While the occasional soft drink won’t hurt you, it’s best to avoid these as much as possible.
6 of the healthiest drinks choices aside from water
So, aside from water, tea, and coffee, what are some other types of drinks we should be sipping?
There are some drinks that have much more health benefits than others…
1. Lemon water
One of the simplest and healthiest drinks is lemon water. Just adding two tablespoons of lemon juice to a glass of water adds 14mg of vitamin C – and another bonus is that because lemon water is tastier than normal water, you’ll probably drink more of it – so this is a great tip for staying hydrated.
In warmer months a glass of chilled lemon water is especially refreshing, but in colder winter months you might prefer your lemon water warm – perhaps sweetened with a dash of honey or agave.
But as previously mentioned, it’s important not to drink too much lemon water, as the acid can cause negative side effects.
2. Pomegranate juice
If you enjoy drinking fruit juice, why not try pomegranate juice? Natural, 100% pomegranate juice is one of the most nutritious juices you can buy. It’s packed with antioxidants that help protect your cells and reduce inflammation, and also contains high levels of immune-boosting vitamin C.
3. Beetroot juice
Another super healthy juice to try is beetroot juice. Beetroot is a great source of folic acid, magnesium and nitrates – and because our bodies turn nitrates into nitric oxide, which can lower blood pressure and improve blood flow, many top athletes drink it before working out or running to give their stamina a boost.
You can make beetroot juice yourself by buying pre-cooked beetroot and juicing it.
If you like fizzy drinks, swapping carbonated soft drinks for kombucha can be an extremely healthy – and tasty – sub.

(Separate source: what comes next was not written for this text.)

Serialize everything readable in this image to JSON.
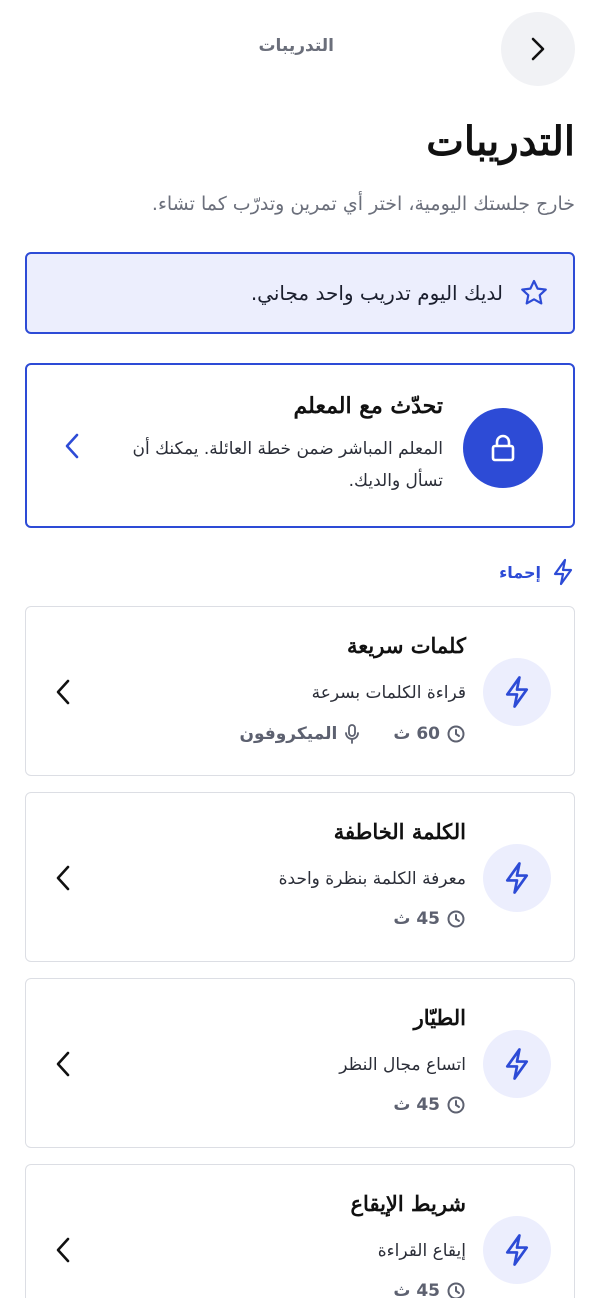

There’s a lot of buzz around kombucha in the wellness world right now, but this drink is worthy of all the praise. Because it’s fermented, kombucha contains lots of probiotics that promote healthy bacteria in the gut. These bacteria can improve your digestion and help your body better absorb vitamins and minerals.
To make your own kombucha, check out this BBC Good Food recipe.
5. Coconut water
Not everyone loves the flavour of coconut, but there’s no denying its health benefits. Coconut water is a great way to hydrate your body – and because it contains potassium, it can also help you maintain a healthy heartbeat and help regulate blood pressure.
If you like fizzy drinks, you might want to try sparkling coconut water. Just be sure to check that the coconut water doesn’t contain added sugar.
6. Cranberry Juice
Tart and refreshing, cranberry juice is packed with antioxidants that research suggests can help reduce the chances of developing heart disease and certain types of cancer. It’s also known for promoting a healthy urinary tract.
Because of its sharp taste, cranberry juice usually contains sugar. So just be sure you’re buying one that contains 100% cranberries, if you want to get maximum health benefits.
Making sure we’re drinking enough is one of the easiest ways we can ensure our bodies are working at their best – but it’s also important to ensure we’re drinking the right stuff. If you don’t feel you drink enough water, try drinking more healthy teas, like green teas or mint teas, or add a squeeze of citrus or a splash of juice to jazz your water up.
While drinking red wine in moderation can have health benefits, it’s best to avoid sugary soft drinks as much as possible.
If you haven’t tried kombucha before, why not pick up a can next time you’re shopping and see what all the fuss is about? Or if you love orange juice, why not mix things up and try swapping it for pomegranate or cranberry juice? Aside from the health benefits, you might find it goes better with your breakfast!
Do you feel like you drink enough water? Or do you have some of your own favourite healthy drinks you’d like to share with our readers? We’d love to hear your thoughts! Leave us a comment below or join the conversation over on the Rest Less community.